Book Review: Silent in the Sanctuary; Lady Julia Grey Book 2

Silent in the Sanctuary is Book Two in the Lady Julia Chronicles and finds Lady Julia enjoying Italy with her brothers, Plum & Lysander as well as their handsome Italian friend Alessandro. Lady Julia’s recuperation is short lived as their father calls them home to Bellmont Abbey, a former monastery for Christmas. Bumping into her beloved sister Portia upon disembarking she discovers that her father has not only invited all the family home for the festive season, but also a few friends, including Nicholas Brisbane whom introduces Julia to his fiancé.

The book includes a mixed party of characters who are all as charming & unique as one another including a jewel thief, an eccentric aunt (who has the time of her life with the Gypsies), her poor cousins, and a few resident ghosts and we mustn’t forget Grim the talking Raven (who I have quite a fondness for), who rather enjoys his sweeties. Full of secret passages, poisoning, stolen family jewels and a rather large, costly Royal diamond, this sequel has it all including a gruesome murder taking place in the inner sanctuary with none other than a candlestick!

I enjoyed the first book in this series immensely so felt quite anxious diving into the sequel as one often wonders whether it can live up to the same greatness as the first, but it did. For me, this series invokes an air of Victorian glamour with a splash of Sherlock Holmes, but in this case, our Sherlock Holmes is the Lady Julia and Nicholas Brisbane is the side kick Watson (although a darker, rasher version). Albeit reluctant partners in crime, the Lady Julia and Nicholas Brisbane make an excellent team and I enjoy their constant sparring. This series has it all, an unconventional heroine; a dark handsome hero battling with his own demons, humour, a compelling storyline combined with Victorian creepiness, mystery & madness…I simply can not wait to begin reading Book Three and can not believe that I have left this series sitting in my mountain of to be read for so long.

In which I must rave: Etsy

My wonderful friend Sarah introduced me to the world of Etsy and I can't possibly thank her enough; I have found so many beautiful items; from hand knitted baby blankets and booties to unique one of a kind jewellery pieces. I think it's fantastic having a centralised place for like artisans to advertise and sell their works, it's wonderful being able to purchase and personalise a gift that's a little extra special.

A few of my favourite Etsy shops include:

Peaces of Indigo by the beautiful Dawanna Young who creates stunning one of a kind as well as customised jewellery. She customised a beautiful gold pendant with my two son's names engraved on the back and I have purchased several rings. She uses recycled metal (silver & 22ct gold) and the stones are all Fair Trade, each ring band stamped in her own unique embossing and hidden inscription reminiscent of Medieval poesy rings; I think her work is simply beautiful and each purchase arrives lovingly wrapped, tied with the most divine velvet ribbon!

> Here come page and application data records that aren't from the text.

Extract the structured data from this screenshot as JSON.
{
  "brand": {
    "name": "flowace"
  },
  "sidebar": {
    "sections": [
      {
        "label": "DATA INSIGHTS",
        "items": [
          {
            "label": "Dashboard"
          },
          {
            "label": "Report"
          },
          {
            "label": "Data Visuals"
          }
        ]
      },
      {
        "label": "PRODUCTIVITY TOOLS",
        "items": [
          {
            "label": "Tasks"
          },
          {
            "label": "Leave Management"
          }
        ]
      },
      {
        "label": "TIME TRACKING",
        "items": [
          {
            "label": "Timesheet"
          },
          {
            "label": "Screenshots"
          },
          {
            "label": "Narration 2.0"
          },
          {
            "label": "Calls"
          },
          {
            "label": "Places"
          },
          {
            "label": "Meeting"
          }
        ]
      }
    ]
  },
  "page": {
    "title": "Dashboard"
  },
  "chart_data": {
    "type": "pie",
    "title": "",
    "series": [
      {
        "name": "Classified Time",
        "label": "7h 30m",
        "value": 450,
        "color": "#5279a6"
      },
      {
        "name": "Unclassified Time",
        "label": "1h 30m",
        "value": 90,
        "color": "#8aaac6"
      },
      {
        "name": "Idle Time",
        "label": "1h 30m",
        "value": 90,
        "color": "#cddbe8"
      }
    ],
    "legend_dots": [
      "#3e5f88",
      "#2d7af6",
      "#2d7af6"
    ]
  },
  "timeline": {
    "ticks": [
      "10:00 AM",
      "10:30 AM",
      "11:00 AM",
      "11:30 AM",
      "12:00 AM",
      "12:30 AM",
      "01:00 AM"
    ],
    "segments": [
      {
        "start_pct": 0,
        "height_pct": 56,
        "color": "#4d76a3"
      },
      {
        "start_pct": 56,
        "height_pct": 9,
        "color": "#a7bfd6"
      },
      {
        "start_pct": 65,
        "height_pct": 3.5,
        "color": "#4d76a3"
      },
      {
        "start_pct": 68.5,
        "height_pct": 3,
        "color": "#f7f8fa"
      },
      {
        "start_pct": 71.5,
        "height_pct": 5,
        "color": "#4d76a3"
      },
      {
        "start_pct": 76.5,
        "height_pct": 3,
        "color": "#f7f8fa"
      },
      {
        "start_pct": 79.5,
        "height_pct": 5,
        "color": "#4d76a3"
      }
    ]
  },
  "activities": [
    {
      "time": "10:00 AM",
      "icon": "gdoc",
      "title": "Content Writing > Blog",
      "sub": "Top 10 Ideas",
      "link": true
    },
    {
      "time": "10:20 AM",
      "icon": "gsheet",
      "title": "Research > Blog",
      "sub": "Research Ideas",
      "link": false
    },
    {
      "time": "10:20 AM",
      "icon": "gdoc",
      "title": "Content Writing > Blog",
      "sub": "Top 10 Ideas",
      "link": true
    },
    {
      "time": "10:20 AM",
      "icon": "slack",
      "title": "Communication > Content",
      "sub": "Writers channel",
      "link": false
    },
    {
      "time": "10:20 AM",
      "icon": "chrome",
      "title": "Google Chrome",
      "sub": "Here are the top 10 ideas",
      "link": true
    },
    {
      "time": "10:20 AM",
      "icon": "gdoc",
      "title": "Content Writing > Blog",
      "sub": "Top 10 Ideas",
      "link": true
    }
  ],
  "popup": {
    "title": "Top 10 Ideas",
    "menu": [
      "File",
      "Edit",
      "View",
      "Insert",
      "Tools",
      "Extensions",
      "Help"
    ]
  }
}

(Left to Right) Blue Sapphire, Pink Sapphire, Garnet & Yellow Sapphire

Customised necklace (quite small) with Tudor Rose design

Another of my favourite Etsy shops is Tafferty Designs; the lovely Judith created my gorgeous baby blanket which now graces her advertisement on Etsy (thank you Judith). All her work is hand
knit/crocheted and she is only too happy to customise or create something is you do not see it in her shop.

There are honestly too many good Etsy shops to rave about; other favourites include steelgoddess who I continue to purchase stationary from, Tartx who creates various unique pieces including (my personal favourite) a scarf with a screen print of Anne Boleyn, Brookish (for Jane Austen fans) create lovely (and comfortable) tee shirts, sweats and mugs; Lastly Lapaperie who I've only recently discovered as I am very much coveting her large leather bound sketch book to hold all my Georgiana drawings; a luxury perhaps, but for my drawings, a worthwhile one *wink*